Longitudinal Trends in Use of Bone Mass Measurement Among Older Americans, 1999–2005


  • The authors state that they have no conflicts of interest

  • Published online on February 25, 2008

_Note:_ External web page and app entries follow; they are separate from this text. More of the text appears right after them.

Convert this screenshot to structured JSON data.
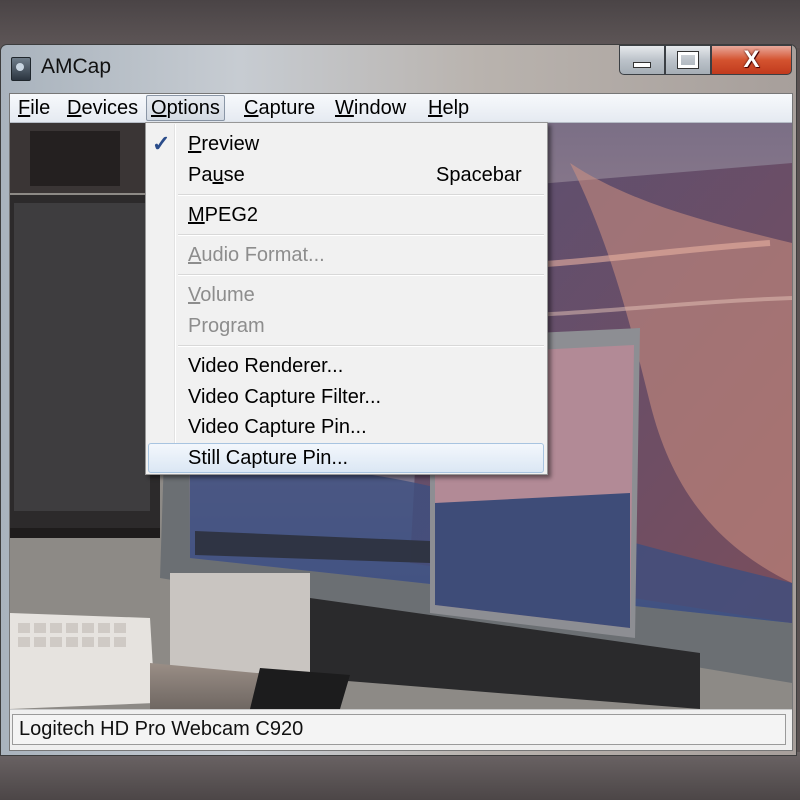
{
  "window": {
    "title": "AMCap",
    "close_glyph": "X"
  },
  "menubar": [
    {
      "name": "menu-file",
      "label": "File",
      "u": "F",
      "rest": "ile"
    },
    {
      "name": "menu-devices",
      "label": "Devices",
      "u": "D",
      "rest": "evices"
    },
    {
      "name": "menu-options",
      "label": "Options",
      "u": "O",
      "rest": "ptions"
    },
    {
      "name": "menu-capture",
      "label": "Capture",
      "u": "C",
      "rest": "apture"
    },
    {
      "name": "menu-window",
      "label": "Window",
      "u": "W",
      "rest": "indow"
    },
    {
      "name": "menu-help",
      "label": "Help",
      "u": "H",
      "rest": "elp"
    }
  ],
  "options_menu": {
    "check_glyph": "✓",
    "items": {
      "preview": {
        "pre": "",
        "u": "P",
        "post": "review",
        "checked": true,
        "enabled": true
      },
      "pause": {
        "pre": "Pa",
        "u": "u",
        "post": "se",
        "shortcut": "Spacebar",
        "enabled": true
      },
      "mpeg2": {
        "pre": "",
        "u": "M",
        "post": "PEG2",
        "enabled": true
      },
      "audio_format": {
        "pre": "",
        "u": "A",
        "post": "udio Format...",
        "enabled": false
      },
      "volume": {
        "pre": "",
        "u": "V",
        "post": "olume",
        "enabled": false
      },
      "program": {
        "pre": "Pro",
        "u": "g",
        "post": "ram",
        "enabled": false
      },
      "video_renderer": {
        "label": "Video Renderer...",
        "enabled": true
      },
      "video_capture_filter": {
        "label": "Video Capture Filter...",
        "enabled": true
      },
      "video_capture_pin": {
        "label": "Video Capture Pin...",
        "enabled": true
      },
      "still_capture_pin": {
        "label": "Still Capture Pin...",
        "enabled": true,
        "highlighted": true
      }
    }
  },
  "status": {
    "text": "Logitech HD Pro Webcam C920"
  },
  "colors": {
    "check": "#2a4c8a",
    "disabled_text": "#8d8d8d",
    "close_button": "#d4532f"
  },
  "icons": [
    "app-camera-icon",
    "minimize-icon",
    "maximize-icon",
    "close-icon",
    "checkmark-icon"
  ]
}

Bone mass measurement (BMM) is useful to identify persons with low bone mass who are at increased risk for fracture. Given the increased emphasis that is being placed on preventive services such as screening for osteoporosis, we evaluated trends in BMM among Medicare beneficiaries. We studied a 5% sample of Medicare beneficiaries ≥65 yr of age in 1999–2005. We identified claims for BMM tests performed in both facility and nonfacility settings, evaluated temporal trends in use of these tests, and described the proportion of tests attributable to each specialty of physicians submitting claims. We also assessed patterns of serial testing among individuals who were tested more than once. Claims data from all years were pooled to describe the proportion of persons in the population ever tested. From 1999 to 2005, use of central DXA increased by ∼50%, and use of peripheral DXA declined. The greatest increases in central DXA occurred among internists, family practitioners, and gynecologists. In 1999, the proportion of 65-yr-old women tested was 8.4%; this increased to 12.9% in 2005. Corresponding proportions for men were 0.6% and 1.7%, respectively. Between 40% and 73% of persons receiving central DXA were retested, most at ∼2-yr intervals. Aggregating data across all years for whites and blacks, 30.0% of women and 4.4% of men underwent central DXA at least once. We conclude that, although use of DXA steadily increased from 1999 to 2005, only ∼30% of women and 4% of men at least 65 yr old had a central DXA study. Given the importance of central DXA to assess the risk of osteoporotic fractures, strategies to increase central DXA use to test at-risk persons are warranted.